B’Oribe Plate, 2004. B’Oribe is another term invented by Robin. Oribe is a Japanese style where the works are randomly decorated with glazes. In between the splash glazes are iron brushwork patterns, often, as in this work, quite complex. He borrowed the concept, thus B’Oribe, or “borrowed from Oribe.” This plate resembles a pastiche of Japanese kimono-like designs scattered across the rim and sliding down into the bowl’s recess. These tighter geometric designs are contrasted with trailing, flowing organic lines and shapes. The orange and grey base colours each occupy about half the surface. The work is one of his most multi-coloured expressions in blues, greys, white red, orange and green. Yet the colours are gently restrained. The elements are familiar but set in a new context. Such works are abstract with just a hint of Hopper’s beloved garden forms.
Much of Robin’s latest works have been in the form of ceramic substrate paintings, a medium he came across about twenty years ago. He has pioneered the use of this relatively new material and has produced videos on the subject (Robin demonstrates ceramic substrates). A large part of this current direction reflects his acknowledging his twenty-five thousand days of producing pottery and the effect it has had on his health. He has gone more directly to earlier painterly roots, painting images on flat rectangular surfaces. The surface is ceramic substrate. Robin has written about the material in articles, videos and on his blog but here is a brief summary. Ceramic substrate is a space age material developed by NASA and other industries for such things as heat shields and computer cards. Because of high production quality controls much substrate is discarded as seconds, unsuitable, garbage. What does not work for NASA works well for artists and the availability of seconds keeps the cost per unit down.
Homage to Adolph Gottlieb. The surface is like vellum. Robin draws on it with ceramics pencils or pens, or Conté. The initial image is similar to a pen and ink drawing. He fires the image in place at around cone 6 in his electric kiln. Later, he will use glaze and slip trailing in combination with glazes or terra sigillata in multiple firings to build up the surface further. He uses either oxidation or reduction firings, or a combination of the two. Much of the imagery relates to his garden, plants and landscape. This particular work takes him back to his art roots in an homage to the American Abstract-Expressionist artist, Adolph Gottlieb. In a loose landscape a zen-like black central orb is suspended within a blue square above a brown spattering of earth. Minimal content, pictographs and brush work make for a deeply meditative object.
Robin Hopper has inspired many with his never-ending quest for innovation, his passion for sharing his knowledge and expertize, and his whimsical interest in life, culture and nature. But one can never doubt his seriousness or passion. His latest love, his gardens, keeps him still producing, creating and exploring.

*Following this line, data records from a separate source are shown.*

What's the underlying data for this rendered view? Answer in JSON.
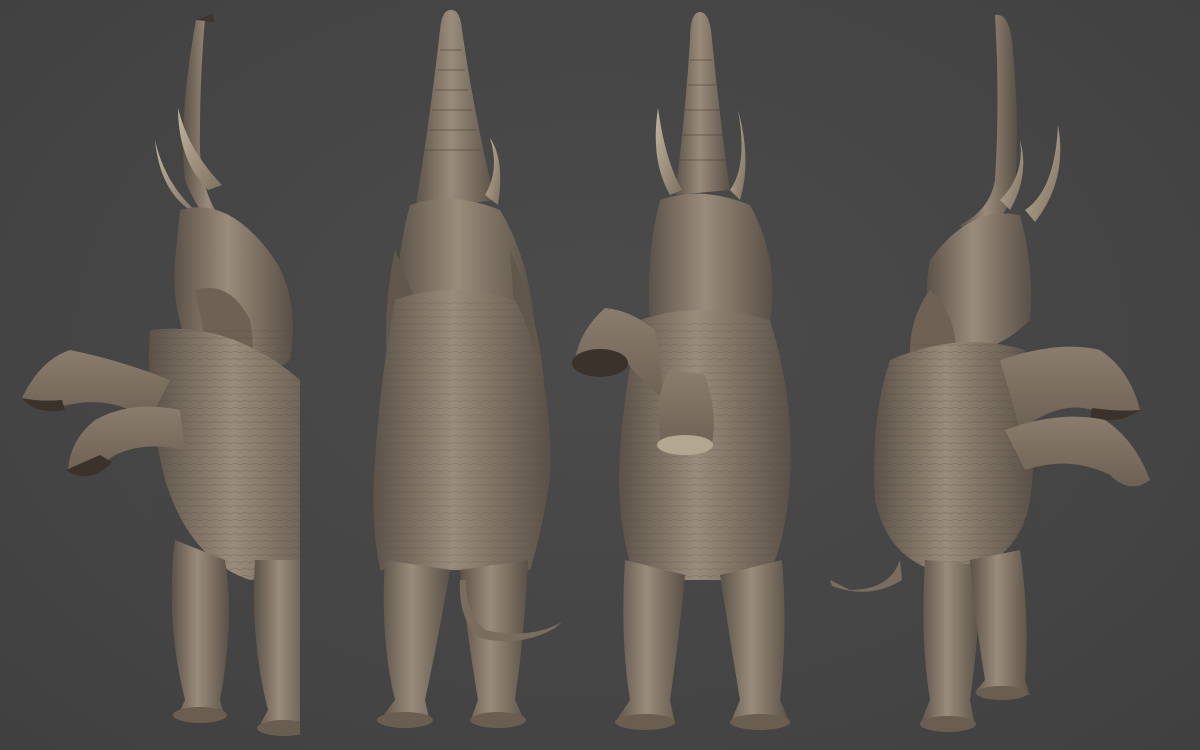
{
  "scene": {
    "background_color": "#464646",
    "subject": "elephant-3d-sculpt",
    "views": [
      {
        "name": "left-side"
      },
      {
        "name": "back"
      },
      {
        "name": "front"
      },
      {
        "name": "right-side"
      }
    ]
  },
  "palette": {
    "skin_light": "#9a8c7b",
    "skin_mid": "#7a6d5e",
    "skin_dark": "#4f463c",
    "tusk": "#a89a84",
    "shadow": "#2f2a25"
  }
}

Links To Other Sites for More Information on Robin Hopper:
Chosin Pottery Inc. This is the main home page for Robin and Judi Dyelle

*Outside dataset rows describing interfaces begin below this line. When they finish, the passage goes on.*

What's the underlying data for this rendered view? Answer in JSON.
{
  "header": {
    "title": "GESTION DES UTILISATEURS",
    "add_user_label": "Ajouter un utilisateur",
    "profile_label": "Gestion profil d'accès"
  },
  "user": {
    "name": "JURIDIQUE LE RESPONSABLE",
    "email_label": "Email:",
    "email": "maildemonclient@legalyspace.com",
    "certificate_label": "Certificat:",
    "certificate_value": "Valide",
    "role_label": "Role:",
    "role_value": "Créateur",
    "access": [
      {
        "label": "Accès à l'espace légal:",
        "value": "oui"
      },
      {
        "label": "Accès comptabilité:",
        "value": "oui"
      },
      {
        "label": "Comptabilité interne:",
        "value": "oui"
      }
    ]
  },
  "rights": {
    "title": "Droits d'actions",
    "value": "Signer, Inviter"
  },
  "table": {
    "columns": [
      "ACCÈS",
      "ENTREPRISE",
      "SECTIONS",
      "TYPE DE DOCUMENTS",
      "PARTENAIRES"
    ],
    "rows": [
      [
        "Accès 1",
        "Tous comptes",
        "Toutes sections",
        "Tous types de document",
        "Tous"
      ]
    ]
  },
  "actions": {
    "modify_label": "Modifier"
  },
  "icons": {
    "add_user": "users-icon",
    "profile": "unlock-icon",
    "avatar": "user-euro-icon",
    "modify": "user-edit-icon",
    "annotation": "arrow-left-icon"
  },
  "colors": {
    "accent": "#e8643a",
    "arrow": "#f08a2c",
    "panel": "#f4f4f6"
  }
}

Phoenix. This is Robin’s personal blog where he not only talks about his work but also reflects on life and gardening.
Ceramic Arts Daily. This is a listing of the many videos and articles Robin created for the online magazine Ceramic Arts Daily.
The Bronfman Collection. The collection based on Robin’s 1977 Bronfman Award, currently housed by the Museum of Civilization.